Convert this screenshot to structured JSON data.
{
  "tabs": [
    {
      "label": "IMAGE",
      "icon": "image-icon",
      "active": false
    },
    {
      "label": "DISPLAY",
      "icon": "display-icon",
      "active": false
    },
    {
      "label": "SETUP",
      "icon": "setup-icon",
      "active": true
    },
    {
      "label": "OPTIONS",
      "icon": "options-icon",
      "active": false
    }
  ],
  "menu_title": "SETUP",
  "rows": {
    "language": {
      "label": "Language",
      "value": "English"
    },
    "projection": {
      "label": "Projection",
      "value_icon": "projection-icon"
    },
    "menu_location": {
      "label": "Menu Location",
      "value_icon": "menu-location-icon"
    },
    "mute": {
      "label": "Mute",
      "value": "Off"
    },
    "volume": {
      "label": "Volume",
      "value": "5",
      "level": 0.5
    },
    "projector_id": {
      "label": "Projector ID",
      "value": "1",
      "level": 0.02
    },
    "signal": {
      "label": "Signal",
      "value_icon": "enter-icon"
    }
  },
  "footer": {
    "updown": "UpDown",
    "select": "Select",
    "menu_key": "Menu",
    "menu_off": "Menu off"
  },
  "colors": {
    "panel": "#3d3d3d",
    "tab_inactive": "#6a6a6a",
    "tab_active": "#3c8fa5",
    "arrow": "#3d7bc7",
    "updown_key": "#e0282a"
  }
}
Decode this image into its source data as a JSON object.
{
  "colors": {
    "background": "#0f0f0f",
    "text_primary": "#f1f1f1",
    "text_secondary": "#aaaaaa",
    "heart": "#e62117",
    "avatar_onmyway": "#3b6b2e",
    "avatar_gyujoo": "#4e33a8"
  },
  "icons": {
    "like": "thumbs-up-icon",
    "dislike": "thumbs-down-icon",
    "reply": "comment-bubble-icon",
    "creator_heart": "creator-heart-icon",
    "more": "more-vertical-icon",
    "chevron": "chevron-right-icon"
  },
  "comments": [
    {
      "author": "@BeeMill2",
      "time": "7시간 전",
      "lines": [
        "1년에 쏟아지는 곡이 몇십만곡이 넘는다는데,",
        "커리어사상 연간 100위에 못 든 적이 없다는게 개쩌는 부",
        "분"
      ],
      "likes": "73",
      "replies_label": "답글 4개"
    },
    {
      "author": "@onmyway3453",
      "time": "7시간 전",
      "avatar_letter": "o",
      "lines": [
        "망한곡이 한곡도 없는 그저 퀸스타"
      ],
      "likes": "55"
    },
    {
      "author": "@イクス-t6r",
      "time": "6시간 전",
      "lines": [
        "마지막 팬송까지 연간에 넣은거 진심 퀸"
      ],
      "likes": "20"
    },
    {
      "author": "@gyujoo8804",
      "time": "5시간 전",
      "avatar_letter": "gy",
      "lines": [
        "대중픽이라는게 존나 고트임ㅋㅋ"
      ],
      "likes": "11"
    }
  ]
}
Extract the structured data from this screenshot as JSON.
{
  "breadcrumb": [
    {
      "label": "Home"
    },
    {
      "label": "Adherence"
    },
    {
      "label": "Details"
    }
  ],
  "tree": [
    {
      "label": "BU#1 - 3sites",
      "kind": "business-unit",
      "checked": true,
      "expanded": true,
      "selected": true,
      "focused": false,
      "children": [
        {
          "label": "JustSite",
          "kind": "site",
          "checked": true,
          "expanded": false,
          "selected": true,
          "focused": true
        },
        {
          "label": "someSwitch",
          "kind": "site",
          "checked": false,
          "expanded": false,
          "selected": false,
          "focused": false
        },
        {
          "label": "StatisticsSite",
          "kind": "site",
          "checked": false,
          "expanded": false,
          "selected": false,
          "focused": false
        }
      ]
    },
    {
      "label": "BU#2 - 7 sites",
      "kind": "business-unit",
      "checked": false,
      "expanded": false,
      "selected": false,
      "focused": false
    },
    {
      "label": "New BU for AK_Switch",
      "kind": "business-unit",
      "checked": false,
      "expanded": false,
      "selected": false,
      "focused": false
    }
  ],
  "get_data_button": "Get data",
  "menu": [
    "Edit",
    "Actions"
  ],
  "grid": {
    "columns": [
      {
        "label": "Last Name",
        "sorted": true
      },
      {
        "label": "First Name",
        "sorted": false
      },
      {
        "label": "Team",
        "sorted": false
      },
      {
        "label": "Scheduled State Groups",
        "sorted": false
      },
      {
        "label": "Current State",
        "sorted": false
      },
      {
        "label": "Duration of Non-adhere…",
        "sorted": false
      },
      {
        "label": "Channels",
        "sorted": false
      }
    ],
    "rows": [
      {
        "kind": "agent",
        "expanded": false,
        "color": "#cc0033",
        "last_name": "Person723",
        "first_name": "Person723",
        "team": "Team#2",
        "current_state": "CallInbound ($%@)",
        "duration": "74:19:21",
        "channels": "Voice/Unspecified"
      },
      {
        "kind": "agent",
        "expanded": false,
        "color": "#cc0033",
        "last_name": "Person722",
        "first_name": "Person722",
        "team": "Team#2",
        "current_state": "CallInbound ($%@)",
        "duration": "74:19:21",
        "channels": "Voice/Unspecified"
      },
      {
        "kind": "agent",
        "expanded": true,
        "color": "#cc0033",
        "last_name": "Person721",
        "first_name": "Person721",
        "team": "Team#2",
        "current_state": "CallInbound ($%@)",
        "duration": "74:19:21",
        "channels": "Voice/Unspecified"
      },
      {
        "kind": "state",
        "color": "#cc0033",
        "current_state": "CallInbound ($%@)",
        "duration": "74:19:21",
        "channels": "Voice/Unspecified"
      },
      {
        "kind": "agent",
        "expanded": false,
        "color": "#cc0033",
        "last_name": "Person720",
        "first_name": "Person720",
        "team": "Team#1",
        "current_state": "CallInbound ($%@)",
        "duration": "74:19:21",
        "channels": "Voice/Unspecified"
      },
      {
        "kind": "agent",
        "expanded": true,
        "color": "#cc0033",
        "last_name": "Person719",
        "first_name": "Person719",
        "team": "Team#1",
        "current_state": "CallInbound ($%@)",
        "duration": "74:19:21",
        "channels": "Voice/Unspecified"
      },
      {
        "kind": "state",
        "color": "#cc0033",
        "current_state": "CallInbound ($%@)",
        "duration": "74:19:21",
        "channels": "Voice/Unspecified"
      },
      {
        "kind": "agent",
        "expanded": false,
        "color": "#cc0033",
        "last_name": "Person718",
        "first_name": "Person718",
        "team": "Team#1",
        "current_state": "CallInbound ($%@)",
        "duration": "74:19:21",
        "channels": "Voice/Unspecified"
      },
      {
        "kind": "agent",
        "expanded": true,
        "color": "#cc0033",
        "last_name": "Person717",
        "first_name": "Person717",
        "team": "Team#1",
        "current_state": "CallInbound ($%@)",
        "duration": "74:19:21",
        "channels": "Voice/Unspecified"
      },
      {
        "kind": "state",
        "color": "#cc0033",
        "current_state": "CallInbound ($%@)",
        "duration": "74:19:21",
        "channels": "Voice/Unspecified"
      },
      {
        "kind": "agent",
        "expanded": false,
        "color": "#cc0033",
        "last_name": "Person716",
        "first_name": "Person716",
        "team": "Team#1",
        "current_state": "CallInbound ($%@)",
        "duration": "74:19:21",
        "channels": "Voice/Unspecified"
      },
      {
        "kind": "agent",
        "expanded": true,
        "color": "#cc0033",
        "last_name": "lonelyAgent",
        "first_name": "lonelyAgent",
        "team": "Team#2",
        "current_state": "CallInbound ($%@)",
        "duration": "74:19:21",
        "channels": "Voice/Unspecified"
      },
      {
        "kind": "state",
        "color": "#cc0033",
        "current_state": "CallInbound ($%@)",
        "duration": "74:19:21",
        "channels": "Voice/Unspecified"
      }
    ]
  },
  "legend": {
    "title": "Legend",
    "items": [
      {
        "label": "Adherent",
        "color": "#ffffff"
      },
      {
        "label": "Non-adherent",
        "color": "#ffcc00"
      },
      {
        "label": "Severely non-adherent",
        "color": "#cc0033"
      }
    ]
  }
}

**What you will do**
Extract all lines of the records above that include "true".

**Finished task**
      "active": true
      "checked": true,
      "expanded": true,
      "selected": true,
          "checked": true,
          "selected": true,
          "focused": true
        "sorted": true
        "expanded": true,
        "expanded": true,
        "expanded": true,
        "expanded": true,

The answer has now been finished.